- _DESCRIPTION OF THE TASK_: Report every line of the data where the string "screenshot" appears.

Records excerpted from a collection:
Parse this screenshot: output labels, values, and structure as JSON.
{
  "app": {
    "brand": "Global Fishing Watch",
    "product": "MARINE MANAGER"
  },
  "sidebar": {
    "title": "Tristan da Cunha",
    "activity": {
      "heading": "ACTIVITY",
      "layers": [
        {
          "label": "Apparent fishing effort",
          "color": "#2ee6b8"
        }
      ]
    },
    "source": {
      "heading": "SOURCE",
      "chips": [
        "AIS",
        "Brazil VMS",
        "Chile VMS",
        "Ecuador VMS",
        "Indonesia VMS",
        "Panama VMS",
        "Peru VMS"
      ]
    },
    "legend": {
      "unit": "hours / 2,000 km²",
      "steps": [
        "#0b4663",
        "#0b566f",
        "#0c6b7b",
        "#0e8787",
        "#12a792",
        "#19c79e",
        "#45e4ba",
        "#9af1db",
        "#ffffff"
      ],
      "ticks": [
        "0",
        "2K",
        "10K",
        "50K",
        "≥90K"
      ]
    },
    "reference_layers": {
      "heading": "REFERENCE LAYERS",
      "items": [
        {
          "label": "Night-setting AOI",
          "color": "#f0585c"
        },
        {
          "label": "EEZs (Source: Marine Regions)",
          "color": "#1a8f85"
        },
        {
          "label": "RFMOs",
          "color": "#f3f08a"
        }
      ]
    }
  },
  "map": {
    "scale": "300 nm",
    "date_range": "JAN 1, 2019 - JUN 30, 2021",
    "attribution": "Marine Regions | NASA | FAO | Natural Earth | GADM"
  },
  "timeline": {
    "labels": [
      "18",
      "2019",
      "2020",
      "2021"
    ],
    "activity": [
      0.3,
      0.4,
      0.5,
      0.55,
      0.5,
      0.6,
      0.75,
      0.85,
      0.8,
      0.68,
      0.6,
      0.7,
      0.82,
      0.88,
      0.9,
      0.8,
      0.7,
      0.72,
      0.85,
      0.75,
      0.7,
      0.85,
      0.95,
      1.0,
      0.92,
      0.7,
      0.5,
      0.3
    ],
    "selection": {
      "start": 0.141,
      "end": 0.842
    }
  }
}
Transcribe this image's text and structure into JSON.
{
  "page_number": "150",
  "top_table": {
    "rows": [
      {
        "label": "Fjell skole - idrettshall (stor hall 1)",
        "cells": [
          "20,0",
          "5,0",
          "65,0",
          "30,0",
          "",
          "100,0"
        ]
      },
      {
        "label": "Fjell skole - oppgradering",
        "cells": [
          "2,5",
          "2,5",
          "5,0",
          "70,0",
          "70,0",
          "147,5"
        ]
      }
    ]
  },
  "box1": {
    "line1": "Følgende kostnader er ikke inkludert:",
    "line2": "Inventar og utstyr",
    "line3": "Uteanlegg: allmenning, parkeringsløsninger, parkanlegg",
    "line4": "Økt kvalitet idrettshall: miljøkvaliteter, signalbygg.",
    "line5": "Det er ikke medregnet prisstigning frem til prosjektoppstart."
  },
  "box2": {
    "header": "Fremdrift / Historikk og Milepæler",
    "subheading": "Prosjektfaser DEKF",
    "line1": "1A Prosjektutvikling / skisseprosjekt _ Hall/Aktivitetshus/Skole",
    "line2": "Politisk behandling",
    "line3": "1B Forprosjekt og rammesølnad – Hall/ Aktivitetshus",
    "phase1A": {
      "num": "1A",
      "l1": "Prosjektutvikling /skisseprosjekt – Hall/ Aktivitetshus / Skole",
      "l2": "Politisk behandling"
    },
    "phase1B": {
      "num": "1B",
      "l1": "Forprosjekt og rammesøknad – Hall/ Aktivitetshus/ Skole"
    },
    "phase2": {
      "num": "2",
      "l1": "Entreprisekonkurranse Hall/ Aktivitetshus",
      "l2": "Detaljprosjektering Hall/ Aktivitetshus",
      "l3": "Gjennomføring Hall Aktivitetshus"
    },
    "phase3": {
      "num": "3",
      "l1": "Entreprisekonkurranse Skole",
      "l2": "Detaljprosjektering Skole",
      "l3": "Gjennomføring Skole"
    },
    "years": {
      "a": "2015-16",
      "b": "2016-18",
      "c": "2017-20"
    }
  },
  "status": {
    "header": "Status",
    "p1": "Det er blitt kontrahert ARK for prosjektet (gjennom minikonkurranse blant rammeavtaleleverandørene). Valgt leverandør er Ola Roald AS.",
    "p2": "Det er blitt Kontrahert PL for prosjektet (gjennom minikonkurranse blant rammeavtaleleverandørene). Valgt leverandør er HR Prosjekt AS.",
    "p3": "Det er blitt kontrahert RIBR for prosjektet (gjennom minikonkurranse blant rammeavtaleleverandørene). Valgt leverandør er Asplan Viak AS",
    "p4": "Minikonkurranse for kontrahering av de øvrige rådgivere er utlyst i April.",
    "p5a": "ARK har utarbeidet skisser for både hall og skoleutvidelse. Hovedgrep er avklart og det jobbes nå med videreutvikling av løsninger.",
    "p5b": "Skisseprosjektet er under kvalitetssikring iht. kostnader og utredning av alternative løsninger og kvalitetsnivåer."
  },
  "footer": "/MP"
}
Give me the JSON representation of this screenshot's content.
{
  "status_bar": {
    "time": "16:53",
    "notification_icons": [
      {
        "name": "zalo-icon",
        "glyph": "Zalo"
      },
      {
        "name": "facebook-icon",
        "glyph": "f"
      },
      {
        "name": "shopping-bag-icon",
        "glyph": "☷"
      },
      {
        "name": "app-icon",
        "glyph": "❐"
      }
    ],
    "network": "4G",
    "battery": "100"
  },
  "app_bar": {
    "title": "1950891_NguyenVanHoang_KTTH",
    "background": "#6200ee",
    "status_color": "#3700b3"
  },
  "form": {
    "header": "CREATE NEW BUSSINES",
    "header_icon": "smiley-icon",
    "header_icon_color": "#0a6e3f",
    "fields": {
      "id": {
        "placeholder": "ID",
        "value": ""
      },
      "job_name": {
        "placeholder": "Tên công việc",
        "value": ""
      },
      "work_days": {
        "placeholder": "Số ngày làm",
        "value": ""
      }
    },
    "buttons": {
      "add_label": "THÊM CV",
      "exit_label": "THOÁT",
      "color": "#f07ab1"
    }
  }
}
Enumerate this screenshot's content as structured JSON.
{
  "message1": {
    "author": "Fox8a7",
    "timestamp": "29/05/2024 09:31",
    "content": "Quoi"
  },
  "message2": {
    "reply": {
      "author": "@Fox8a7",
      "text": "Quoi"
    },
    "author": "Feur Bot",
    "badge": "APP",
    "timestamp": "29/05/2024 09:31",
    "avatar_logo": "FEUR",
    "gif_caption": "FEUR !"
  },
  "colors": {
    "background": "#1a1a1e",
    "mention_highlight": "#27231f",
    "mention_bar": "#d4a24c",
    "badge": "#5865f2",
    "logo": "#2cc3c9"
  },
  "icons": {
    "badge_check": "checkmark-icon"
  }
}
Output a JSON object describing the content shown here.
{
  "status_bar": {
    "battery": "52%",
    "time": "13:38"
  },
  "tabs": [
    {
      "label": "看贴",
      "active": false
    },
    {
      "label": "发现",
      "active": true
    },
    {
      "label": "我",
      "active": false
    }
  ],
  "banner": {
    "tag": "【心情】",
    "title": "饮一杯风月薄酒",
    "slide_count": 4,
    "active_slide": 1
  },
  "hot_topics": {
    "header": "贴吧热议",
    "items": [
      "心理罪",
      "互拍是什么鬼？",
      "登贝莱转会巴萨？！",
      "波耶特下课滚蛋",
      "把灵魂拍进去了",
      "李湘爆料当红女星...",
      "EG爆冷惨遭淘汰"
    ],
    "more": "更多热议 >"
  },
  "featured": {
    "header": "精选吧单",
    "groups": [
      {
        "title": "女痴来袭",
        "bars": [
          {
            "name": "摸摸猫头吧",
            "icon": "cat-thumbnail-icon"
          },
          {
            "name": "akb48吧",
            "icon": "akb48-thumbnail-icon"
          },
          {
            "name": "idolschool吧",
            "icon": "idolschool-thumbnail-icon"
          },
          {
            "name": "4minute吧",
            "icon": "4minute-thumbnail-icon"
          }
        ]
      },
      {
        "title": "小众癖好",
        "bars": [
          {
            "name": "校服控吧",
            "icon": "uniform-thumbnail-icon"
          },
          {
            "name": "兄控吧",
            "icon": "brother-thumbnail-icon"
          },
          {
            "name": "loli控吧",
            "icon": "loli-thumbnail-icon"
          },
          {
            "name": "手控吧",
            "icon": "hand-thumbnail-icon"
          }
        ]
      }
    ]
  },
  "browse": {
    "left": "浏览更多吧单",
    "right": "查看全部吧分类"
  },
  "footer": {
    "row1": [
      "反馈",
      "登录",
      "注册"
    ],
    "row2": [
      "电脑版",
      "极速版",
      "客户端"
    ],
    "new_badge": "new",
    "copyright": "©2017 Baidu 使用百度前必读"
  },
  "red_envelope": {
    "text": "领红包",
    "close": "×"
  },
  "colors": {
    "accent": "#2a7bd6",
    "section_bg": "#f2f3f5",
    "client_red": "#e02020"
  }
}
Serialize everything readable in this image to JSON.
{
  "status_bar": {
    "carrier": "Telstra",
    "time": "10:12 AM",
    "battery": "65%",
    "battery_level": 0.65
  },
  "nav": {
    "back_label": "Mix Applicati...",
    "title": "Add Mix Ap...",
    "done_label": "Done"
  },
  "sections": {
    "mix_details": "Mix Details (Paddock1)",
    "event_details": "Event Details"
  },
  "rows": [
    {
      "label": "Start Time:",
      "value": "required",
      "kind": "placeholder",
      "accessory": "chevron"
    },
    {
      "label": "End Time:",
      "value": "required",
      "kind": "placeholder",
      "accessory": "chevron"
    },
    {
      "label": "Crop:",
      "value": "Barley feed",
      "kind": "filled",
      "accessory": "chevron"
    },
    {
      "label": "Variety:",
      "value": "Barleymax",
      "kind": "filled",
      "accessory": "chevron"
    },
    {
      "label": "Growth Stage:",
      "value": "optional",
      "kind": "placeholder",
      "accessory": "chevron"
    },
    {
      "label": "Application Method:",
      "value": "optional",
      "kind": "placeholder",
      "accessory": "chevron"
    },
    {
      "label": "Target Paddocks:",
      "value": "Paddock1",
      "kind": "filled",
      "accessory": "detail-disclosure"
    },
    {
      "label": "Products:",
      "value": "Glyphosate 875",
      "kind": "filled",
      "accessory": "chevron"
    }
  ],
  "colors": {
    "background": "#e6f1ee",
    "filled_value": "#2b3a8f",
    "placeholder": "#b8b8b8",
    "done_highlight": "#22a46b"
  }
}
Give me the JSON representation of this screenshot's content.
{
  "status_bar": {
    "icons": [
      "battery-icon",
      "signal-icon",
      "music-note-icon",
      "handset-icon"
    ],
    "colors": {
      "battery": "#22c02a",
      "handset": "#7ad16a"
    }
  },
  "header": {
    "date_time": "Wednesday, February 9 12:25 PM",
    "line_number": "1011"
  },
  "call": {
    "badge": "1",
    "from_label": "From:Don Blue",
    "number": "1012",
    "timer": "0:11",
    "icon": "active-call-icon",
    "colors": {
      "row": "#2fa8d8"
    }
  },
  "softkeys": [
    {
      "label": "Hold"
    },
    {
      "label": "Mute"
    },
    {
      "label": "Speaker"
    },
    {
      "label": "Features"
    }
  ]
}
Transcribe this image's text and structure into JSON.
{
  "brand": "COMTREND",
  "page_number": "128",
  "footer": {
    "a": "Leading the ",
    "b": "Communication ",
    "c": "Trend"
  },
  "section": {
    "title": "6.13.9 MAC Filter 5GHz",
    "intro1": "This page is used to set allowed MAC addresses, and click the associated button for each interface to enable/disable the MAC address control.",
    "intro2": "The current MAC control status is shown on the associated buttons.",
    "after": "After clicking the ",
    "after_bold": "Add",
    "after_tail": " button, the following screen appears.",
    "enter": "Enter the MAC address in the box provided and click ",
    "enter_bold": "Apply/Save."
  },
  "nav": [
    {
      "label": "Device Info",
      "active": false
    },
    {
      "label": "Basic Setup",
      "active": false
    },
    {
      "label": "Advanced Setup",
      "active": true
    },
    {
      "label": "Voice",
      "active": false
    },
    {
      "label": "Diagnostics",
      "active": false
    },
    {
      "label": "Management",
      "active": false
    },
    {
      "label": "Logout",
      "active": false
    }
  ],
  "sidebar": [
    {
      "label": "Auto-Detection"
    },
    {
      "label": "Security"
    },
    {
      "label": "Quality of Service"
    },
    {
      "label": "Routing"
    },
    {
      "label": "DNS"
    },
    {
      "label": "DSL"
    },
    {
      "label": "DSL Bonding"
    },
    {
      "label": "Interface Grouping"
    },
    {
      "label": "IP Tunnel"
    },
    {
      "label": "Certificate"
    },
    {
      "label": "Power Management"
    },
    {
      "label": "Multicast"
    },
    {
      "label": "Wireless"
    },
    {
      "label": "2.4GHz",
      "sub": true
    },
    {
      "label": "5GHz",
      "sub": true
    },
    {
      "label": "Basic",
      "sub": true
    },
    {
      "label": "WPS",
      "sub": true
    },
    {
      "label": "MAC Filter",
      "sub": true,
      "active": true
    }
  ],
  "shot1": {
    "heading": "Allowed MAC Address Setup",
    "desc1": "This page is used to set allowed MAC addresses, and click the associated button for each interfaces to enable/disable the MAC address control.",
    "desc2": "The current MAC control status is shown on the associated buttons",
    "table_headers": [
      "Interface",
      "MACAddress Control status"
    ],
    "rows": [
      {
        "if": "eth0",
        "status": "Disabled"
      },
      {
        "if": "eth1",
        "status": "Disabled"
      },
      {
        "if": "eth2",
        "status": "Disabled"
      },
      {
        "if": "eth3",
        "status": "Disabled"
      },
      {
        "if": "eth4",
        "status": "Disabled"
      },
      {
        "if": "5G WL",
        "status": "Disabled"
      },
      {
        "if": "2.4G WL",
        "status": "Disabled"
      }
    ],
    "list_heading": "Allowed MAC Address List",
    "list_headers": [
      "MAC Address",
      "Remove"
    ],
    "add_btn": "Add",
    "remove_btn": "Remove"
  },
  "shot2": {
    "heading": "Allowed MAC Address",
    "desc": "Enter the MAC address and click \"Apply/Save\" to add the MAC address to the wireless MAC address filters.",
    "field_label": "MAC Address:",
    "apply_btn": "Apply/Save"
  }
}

- _ANSWER SPACE_:
Parse this screenshot: output labels, values, and structure as JSON.
Give me the JSON representation of this screenshot's content.
Enumerate this screenshot's content as structured JSON.
Give me the JSON representation of this screenshot's content.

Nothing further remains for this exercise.